Gum disease can happen to anyone, even to people with a top-notch dental hygiene routine. That’s why seeing your dentist on a regular basis is an absolute must. If you do have gum disease, your dentist can recommend the treatment that is most appropriate for you based on how far the disease has progressed. He or she may also refer you to a periodontist for treatment. Understanding the different treatments available can help you make the right decision about the health of your mouth.
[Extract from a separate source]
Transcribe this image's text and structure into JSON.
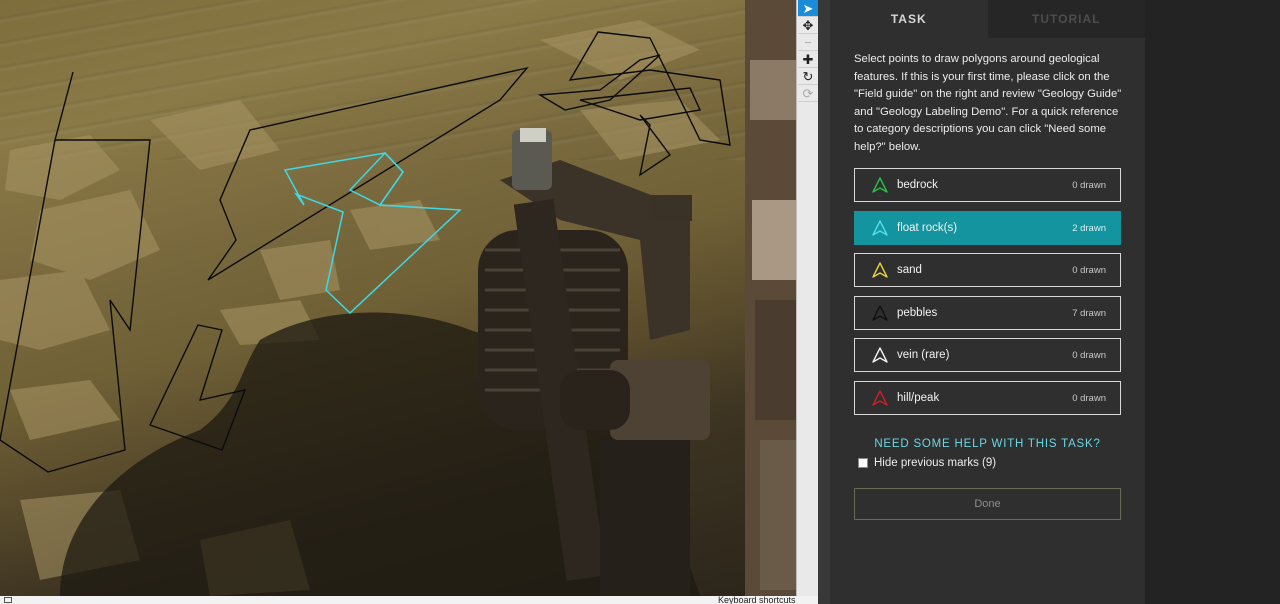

The most mild form of gum disease, gingivitis, is also the only form of the disease that can be reversed with treatment. Usually, the treatment involves a cleaning by your dentist, followed up with regular brushing and flossing at home. If your teeth are misaligned or if you have crowns that don’t fit properly, your dentist might also recommend correcting them, so that you are better able to clean your teeth and gums at home.
When gingivitis isn’t treated, it can progress into a more serious form of gum disease, periodontitis. In the more advanced form of the disease, the gums separate from the teeth and pockets are formed, which can collect bacteria. Deep cleaning the pockets, gums and teeth is often an effective, non-surgical way to treat periodontitis in the early stages.
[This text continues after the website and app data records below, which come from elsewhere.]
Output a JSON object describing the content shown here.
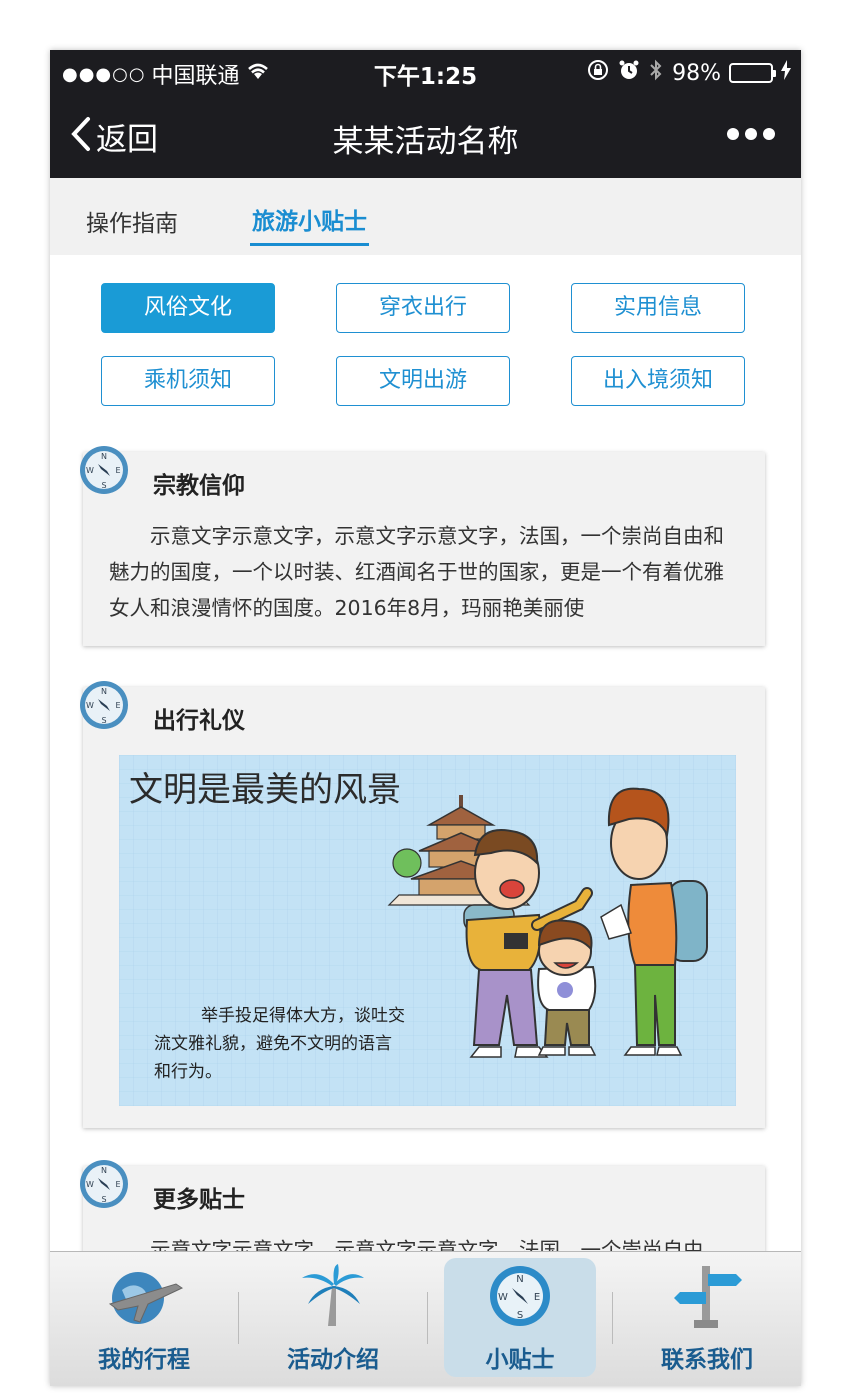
{
  "status": {
    "carrier": "中国联通",
    "time": "下午1:25",
    "battery": "98%",
    "battery_level": 0.98,
    "signal_dots": "●●●○○"
  },
  "nav": {
    "back_label": "返回",
    "title": "某某活动名称"
  },
  "subtabs": [
    {
      "label": "操作指南"
    },
    {
      "label": "旅游小贴士",
      "active": true
    }
  ],
  "categories": [
    {
      "label": "风俗文化",
      "active": true
    },
    {
      "label": "穿衣出行"
    },
    {
      "label": "实用信息"
    },
    {
      "label": "乘机须知"
    },
    {
      "label": "文明出游"
    },
    {
      "label": "出入境须知"
    }
  ],
  "cards": [
    {
      "title": "宗教信仰",
      "text": "示意文字示意文字，示意文字示意文字，法国，一个崇尚自由和魅力的国度，一个以时装、红酒闻名于世的国家，更是一个有着优雅女人和浪漫情怀的国度。2016年8月，玛丽艳美丽使"
    },
    {
      "title": "出行礼仪",
      "image_heading": "文明是最美的风景",
      "image_caption_lines": [
        "举手投足得体大方，谈吐交",
        "流文雅礼貌，避免不文明的语言",
        "和行为。"
      ]
    },
    {
      "title": "更多贴士",
      "text": "示意文字示意文字，示意文字示意文字，法国，一个崇尚自由"
    }
  ],
  "tabbar": [
    {
      "label": "我的行程",
      "icon": "plane-globe-icon"
    },
    {
      "label": "活动介绍",
      "icon": "palm-tree-icon"
    },
    {
      "label": "小贴士",
      "icon": "compass-icon",
      "active": true
    },
    {
      "label": "联系我们",
      "icon": "signpost-icon"
    }
  ],
  "colors": {
    "accent": "#1a9bd6",
    "bar_dark": "#1c1c20",
    "tab_label": "#1a5c8f"
  }
}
During a deep cleaning treatment, which is also known as scaling, the periodontist will scrape the tartar away, both above the gum line and below it. Several different types of tools can be used to deep clean the gums, such as a laser or ultrasonic device. The periodontist may also put an antibiotic in the pockets of the gum to make sure all of the bacteria is destroyed.
Scaling is often performed along with root planing. Root planing removes rough areas from the teeth’s roots, making it more difficult for bacteria to cling to the teeth. The smoother root also makes it easier for the gum to reattach itself to the teeth.
While some patients only need a non-surgical treatment, more advanced cases of periodontal disease often respond better to surgical treatments. For example, if the pockets in the gums have become very deep, even a deep cleaning might not be enough to really treat the condition. The deeper pockets can still be very difficult for a person to clean, making it more likely that the disease will recur.
The traditional method of periodontal surgery involved cutting back the gums to reduce the size of pockets and to remove tartar, then reshaping the bone and tissue so that the teeth are better held in place. Newer methods use plasma rich growth factors to encourage and stimulate the growth of bone and tissue after the bacteria and tartar are removed from around the gum.
More advanced than traditional scaling and root planing, but less invasive than surgery, laser treatment can be an effective option for many patients with gum disease. Also known as the Laser Assisted New Attachment Procedure, or LANAP, laser therapy for gum disease works in several steps. After a probe detects deep pockets, the laser is used to loosen any bacteria and tartar from the affected areas. The periodontist then uses ultrasonic tools to remove the debris from the gums and pockets. He or she again uses the laser to create a blood clot in the treated areas. After the treatment, the gums begin to reattach to the tooth and bone. If needed, the dentist can also adjust a patient’s bite to keep any further damage from occurring to the gums.
Treating Gum Recession
A receding gum line often goes hand in hand with periodontitis. Even after the disease is treated, gum recession can remain, making the teeth look longer and putting them at greater risk for a recurring infection or for decay. For that reason, a periodontist might also treat receding gums after treating gum disease.
While the traditional method of treating gum recession involved removing tissue from the upper mouth and transplanting it to the gums, newer techniques are more innovation and in some cases, less invasive. Alloderm gum grafting, for example, can be performed without removing tissue from the upper mouth, making it a shorter and less painful procedure. The Pinhole technique doesn’t involve the use of grafts at all, only collagen strips. Instead, the gum tissue is manipulated downward, so that it covers the roots of the teeth once again.
Seeing a periodontist is the first step when it comes to treating gum disease. Dr. John Paul Gallardo and Dr. William Lamas can recommend the treatments that are most appropriate for you, based on the progression of the disease and what you hope to achieve. To schedule an appointment with the periodontists at their Miami practice, call (305) 447-1447 today.